» Requirement:
Restate the data exactly as given and keep the pictures out.

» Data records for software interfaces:
▬▬▬▬▬▬▬▬▬▬

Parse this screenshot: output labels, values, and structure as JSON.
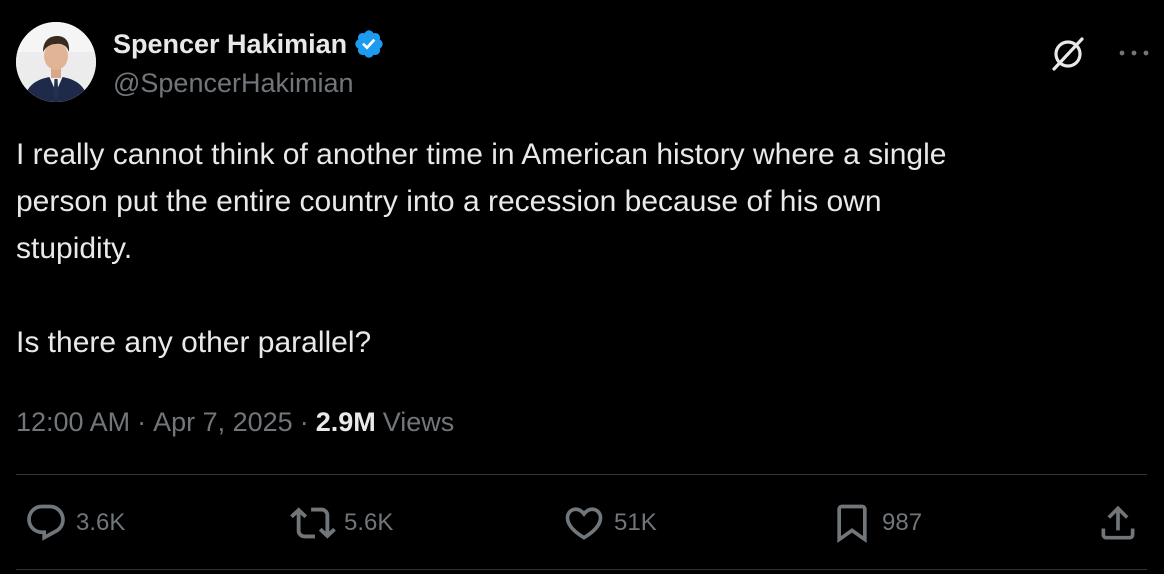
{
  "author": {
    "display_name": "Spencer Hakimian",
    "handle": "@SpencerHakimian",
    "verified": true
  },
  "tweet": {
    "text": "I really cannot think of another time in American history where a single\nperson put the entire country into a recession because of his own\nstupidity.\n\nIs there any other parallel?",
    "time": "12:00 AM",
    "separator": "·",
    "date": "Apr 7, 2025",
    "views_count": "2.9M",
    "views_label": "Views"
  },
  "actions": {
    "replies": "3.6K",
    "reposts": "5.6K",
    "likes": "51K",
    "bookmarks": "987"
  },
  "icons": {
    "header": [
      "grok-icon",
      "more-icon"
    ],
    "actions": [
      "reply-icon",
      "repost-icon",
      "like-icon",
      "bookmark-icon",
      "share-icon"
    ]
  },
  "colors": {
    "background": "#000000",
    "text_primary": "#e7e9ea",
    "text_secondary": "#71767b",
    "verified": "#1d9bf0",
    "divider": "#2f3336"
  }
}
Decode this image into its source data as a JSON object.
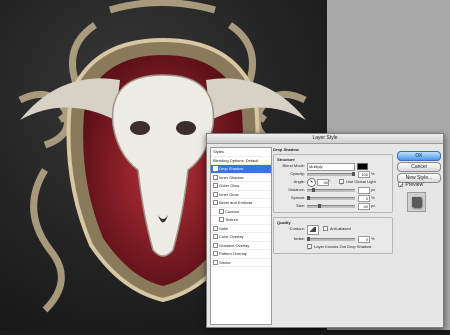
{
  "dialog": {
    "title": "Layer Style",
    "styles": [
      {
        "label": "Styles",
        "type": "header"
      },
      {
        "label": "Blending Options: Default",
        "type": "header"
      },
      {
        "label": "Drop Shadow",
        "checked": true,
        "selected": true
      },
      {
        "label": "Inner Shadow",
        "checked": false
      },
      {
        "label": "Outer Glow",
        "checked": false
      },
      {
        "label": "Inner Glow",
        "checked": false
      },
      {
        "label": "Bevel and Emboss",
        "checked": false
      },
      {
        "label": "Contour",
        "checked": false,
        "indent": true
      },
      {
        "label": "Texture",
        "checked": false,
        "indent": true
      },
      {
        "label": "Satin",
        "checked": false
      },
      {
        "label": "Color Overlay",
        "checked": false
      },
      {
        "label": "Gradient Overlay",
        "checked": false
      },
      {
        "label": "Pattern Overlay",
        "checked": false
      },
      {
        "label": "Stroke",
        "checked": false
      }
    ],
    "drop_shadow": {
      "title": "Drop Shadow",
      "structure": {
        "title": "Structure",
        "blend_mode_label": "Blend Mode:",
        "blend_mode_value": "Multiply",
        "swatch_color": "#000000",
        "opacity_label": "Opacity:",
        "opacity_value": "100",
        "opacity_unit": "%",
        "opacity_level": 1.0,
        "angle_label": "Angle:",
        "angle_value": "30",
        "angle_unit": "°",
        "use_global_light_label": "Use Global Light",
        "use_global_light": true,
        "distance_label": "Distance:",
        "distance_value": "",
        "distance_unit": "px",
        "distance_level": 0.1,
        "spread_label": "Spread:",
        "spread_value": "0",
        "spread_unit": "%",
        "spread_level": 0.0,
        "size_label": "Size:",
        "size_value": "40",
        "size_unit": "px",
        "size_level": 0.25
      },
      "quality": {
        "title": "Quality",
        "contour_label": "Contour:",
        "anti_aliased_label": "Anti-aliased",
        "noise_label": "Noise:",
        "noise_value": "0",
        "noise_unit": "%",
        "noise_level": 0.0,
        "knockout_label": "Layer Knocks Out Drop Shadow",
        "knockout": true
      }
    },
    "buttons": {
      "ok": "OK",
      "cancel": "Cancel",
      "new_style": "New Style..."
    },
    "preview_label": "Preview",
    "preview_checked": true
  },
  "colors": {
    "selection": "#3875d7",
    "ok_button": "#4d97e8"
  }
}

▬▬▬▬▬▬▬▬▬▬

» Answer for this exercise:
Parse this screenshot: output labels, values, and structure as JSON.
{
  "author": {
    "display_name": "Spencer Hakimian",
    "handle": "@SpencerHakimian",
    "verified": true
  },
  "tweet": {
    "text": "I really cannot think of another time in American history where a single\nperson put the entire country into a recession because of his own\nstupidity.\n\nIs there any other parallel?",
    "time": "12:00 AM",
    "separator": "·",
    "date": "Apr 7, 2025",
    "views_count": "2.9M",
    "views_label": "Views"
  },
  "actions": {
    "replies": "3.6K",
    "reposts": "5.6K",
    "likes": "51K",
    "bookmarks": "987"
  },
  "icons": {
    "header": [
      "grok-icon",
      "more-icon"
    ],
    "actions": [
      "reply-icon",
      "repost-icon",
      "like-icon",
      "bookmark-icon",
      "share-icon"
    ]
  },
  "colors": {
    "background": "#000000",
    "text_primary": "#e7e9ea",
    "text_secondary": "#71767b",
    "verified": "#1d9bf0",
    "divider": "#2f3336"
  }
}
Decode this image into its source data as a JSON object.
{
  "dialog": {
    "title": "Layer Style",
    "styles": [
      {
        "label": "Styles",
        "type": "header"
      },
      {
        "label": "Blending Options: Default",
        "type": "header"
      },
      {
        "label": "Drop Shadow",
        "checked": true,
        "selected": true
      },
      {
        "label": "Inner Shadow",
        "checked": false
      },
      {
        "label": "Outer Glow",
        "checked": false
      },
      {
        "label": "Inner Glow",
        "checked": false
      },
      {
        "label": "Bevel and Emboss",
        "checked": false
      },
      {
        "label": "Contour",
        "checked": false,
        "indent": true
      },
      {
        "label": "Texture",
        "checked": false,
        "indent": true
      },
      {
        "label": "Satin",
        "checked": false
      },
      {
        "label": "Color Overlay",
        "checked": false
      },
      {
        "label": "Gradient Overlay",
        "checked": false
      },
      {
        "label": "Pattern Overlay",
        "checked": false
      },
      {
        "label": "Stroke",
        "checked": false
      }
    ],
    "drop_shadow": {
      "title": "Drop Shadow",
      "structure": {
        "title": "Structure",
        "blend_mode_label": "Blend Mode:",
        "blend_mode_value": "Multiply",
        "swatch_color": "#000000",
        "opacity_label": "Opacity:",
        "opacity_value": "100",
        "opacity_unit": "%",
        "opacity_level": 1.0,
        "angle_label": "Angle:",
        "angle_value": "30",
        "angle_unit": "°",
        "use_global_light_label": "Use Global Light",
        "use_global_light": true,
        "distance_label": "Distance:",
        "distance_value": "",
        "distance_unit": "px",
        "distance_level": 0.1,
        "spread_label": "Spread:",
        "spread_value": "0",
        "spread_unit": "%",
        "spread_level": 0.0,
        "size_label": "Size:",
        "size_value": "40",
        "size_unit": "px",
        "size_level": 0.25
      },
      "quality": {
        "title": "Quality",
        "contour_label": "Contour:",
        "anti_aliased_label": "Anti-aliased",
        "noise_label": "Noise:",
        "noise_value": "0",
        "noise_unit": "%",
        "noise_level": 0.0,
        "knockout_label": "Layer Knocks Out Drop Shadow",
        "knockout": true
      }
    },
    "buttons": {
      "ok": "OK",
      "cancel": "Cancel",
      "new_style": "New Style..."
    },
    "preview_label": "Preview",
    "preview_checked": true
  },
  "colors": {
    "selection": "#3875d7",
    "ok_button": "#4d97e8"
  }
}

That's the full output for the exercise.